The casino management team, comprised of tribal and nontribal members, has had increasing influence on the tribe's affairs since the construction of the first casino, said tribal member Valerie O'Brian.

''Why are we building this casino with no money?'' she asked.

A petition of 150 signatures has been submitted to the tribal council to stop the construction.

About 1,000 of the 3,300 people in the Quechan tribe live on the reservation.

Rea, who works for the original Paradise Casino, said many are afraid to speak out against Jackson for fear of losing their jobs or not receiving money when they need it.

Bringing their complaint to Conyers was a ''last resort'' for opponents of the resort, said Escalanti.

''We went to the FBI, and they said, go to the Bureau of Indian Affairs. We went to the BIA, and they won't help us.''

Jackson said the controversy was a ''political issue'' brought about by a small group of people who had lost their election for tribal council, and that full financial reports had always been provided to the tribe.

In an e-mail, he wrote that ''extraordinary measures'' have been taken to ensure that no cultural sites, objects or artifacts were disturbed or affected as a result of the construction project, which was 50 percent completed.

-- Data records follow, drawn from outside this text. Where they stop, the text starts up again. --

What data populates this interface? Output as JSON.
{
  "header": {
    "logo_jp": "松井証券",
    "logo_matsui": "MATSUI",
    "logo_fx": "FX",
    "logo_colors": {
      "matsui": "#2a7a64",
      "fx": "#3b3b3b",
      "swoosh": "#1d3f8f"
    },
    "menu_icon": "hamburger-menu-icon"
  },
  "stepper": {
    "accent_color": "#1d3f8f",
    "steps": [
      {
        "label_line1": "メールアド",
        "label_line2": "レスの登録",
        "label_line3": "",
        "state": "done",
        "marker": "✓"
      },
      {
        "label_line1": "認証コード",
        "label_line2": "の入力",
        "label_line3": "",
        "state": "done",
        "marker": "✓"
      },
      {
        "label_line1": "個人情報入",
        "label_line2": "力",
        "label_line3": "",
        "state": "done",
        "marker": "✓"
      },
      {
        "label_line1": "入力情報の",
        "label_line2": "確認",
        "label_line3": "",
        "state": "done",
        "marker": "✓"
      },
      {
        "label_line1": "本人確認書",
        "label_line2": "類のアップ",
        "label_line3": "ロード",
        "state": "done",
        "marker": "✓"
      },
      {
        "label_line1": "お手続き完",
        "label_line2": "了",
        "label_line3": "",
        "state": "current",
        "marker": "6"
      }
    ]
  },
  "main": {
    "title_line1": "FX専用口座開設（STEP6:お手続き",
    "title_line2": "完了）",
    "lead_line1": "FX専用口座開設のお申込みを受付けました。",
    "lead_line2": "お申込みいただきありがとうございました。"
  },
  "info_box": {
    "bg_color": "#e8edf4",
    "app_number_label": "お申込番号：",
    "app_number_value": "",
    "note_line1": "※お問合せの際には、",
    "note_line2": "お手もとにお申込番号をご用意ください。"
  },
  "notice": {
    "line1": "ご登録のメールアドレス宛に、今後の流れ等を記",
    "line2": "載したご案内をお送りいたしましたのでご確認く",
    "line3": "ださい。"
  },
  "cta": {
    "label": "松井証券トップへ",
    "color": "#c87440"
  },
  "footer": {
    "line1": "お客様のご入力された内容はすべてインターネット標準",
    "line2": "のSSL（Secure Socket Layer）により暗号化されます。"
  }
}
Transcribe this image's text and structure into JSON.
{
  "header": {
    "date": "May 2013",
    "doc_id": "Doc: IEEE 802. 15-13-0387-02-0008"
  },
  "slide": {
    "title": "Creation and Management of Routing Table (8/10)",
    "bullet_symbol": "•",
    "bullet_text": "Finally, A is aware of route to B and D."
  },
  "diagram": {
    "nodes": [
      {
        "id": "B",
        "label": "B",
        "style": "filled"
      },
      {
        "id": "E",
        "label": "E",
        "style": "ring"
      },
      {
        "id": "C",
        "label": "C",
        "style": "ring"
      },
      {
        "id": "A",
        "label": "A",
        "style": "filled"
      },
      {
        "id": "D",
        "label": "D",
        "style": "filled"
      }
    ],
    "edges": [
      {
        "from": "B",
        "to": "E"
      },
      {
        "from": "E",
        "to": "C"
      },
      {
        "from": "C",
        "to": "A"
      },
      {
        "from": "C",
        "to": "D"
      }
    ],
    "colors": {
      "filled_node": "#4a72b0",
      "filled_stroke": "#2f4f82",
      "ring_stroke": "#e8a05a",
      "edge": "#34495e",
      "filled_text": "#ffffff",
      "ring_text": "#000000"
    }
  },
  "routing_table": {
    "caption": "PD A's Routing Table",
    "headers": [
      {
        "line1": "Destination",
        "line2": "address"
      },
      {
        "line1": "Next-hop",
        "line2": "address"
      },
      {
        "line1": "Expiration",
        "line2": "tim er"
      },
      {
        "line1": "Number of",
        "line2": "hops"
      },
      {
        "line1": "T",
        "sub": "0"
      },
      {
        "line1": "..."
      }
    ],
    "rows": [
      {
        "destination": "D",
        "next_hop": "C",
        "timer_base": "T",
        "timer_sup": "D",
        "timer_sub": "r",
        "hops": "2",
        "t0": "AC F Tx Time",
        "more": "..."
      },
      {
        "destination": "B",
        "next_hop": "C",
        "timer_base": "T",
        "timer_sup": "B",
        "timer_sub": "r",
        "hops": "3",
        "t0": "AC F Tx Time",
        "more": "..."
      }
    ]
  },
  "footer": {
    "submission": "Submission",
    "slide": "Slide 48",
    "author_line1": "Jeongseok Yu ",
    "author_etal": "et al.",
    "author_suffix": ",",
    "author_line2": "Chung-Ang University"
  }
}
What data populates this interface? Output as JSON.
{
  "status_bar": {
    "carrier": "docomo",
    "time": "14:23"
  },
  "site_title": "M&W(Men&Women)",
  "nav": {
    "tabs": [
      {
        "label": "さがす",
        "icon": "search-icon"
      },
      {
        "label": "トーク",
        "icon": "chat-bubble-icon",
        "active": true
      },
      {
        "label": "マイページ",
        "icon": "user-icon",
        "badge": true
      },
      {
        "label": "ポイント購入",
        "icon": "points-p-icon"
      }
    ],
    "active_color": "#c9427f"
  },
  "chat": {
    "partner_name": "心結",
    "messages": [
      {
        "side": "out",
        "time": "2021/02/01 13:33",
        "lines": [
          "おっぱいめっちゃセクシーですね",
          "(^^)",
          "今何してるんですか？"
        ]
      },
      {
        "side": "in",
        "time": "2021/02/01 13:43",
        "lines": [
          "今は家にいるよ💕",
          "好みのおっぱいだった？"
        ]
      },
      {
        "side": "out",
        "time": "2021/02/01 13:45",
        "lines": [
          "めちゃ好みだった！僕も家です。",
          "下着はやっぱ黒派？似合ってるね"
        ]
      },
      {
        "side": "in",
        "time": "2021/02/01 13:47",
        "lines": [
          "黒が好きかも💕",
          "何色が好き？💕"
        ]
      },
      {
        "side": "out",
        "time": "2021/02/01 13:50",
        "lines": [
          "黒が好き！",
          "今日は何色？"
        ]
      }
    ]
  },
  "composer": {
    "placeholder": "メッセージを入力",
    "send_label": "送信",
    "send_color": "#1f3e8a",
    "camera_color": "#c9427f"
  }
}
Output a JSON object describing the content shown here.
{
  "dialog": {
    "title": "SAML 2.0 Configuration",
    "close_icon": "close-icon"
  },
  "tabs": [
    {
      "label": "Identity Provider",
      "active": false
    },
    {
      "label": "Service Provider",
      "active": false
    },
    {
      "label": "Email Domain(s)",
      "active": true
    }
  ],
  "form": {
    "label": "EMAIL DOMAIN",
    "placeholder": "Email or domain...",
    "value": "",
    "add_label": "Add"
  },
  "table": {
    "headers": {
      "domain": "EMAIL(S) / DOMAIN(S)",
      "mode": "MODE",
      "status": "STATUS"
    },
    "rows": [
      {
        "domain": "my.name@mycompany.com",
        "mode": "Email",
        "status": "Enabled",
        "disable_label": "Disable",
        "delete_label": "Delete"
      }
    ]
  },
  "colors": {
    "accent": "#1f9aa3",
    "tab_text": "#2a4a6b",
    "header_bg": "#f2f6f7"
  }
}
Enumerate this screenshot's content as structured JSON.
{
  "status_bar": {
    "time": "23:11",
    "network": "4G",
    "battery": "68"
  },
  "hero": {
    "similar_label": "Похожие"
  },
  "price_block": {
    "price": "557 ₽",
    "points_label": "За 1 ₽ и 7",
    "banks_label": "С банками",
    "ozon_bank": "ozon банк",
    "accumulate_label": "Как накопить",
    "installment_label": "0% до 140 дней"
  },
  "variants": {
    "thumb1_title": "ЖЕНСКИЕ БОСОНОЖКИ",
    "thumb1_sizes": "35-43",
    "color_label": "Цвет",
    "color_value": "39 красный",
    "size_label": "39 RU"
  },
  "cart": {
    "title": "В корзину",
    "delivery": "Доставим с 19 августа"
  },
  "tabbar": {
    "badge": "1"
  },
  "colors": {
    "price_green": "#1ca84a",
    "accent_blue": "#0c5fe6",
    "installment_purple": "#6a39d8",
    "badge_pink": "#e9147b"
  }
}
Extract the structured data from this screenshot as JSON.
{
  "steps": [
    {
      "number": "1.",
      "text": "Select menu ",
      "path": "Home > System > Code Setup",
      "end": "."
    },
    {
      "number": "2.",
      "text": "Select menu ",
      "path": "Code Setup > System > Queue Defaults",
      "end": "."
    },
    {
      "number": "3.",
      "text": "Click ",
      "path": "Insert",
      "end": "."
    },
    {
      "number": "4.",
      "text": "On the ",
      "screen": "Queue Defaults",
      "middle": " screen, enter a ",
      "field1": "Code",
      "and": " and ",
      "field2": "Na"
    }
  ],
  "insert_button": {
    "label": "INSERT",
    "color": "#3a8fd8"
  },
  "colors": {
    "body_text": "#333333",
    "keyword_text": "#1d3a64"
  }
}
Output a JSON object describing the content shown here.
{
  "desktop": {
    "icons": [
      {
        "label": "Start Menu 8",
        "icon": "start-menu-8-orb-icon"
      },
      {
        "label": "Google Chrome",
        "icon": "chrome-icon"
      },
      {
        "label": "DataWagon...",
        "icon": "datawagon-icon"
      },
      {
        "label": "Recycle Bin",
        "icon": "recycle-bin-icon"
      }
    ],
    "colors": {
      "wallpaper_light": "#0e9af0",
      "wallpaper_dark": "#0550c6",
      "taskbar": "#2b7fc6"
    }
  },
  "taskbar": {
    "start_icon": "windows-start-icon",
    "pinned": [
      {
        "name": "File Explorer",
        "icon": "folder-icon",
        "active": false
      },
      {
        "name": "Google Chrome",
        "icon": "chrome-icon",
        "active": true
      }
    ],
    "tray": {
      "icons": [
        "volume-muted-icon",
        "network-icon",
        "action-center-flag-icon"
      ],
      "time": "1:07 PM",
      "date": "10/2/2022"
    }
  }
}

''The Quechan Tribal Council would never build a building that will destroy our sacred sites and history that our ancestors left behind for future generations to learn by,'' he said. ''Our elders are excited about our new project and are in full support. The Quechan Nation is like any other tribe: building for the future to meet the unknown and prepare our next generation to have a better quality of life.''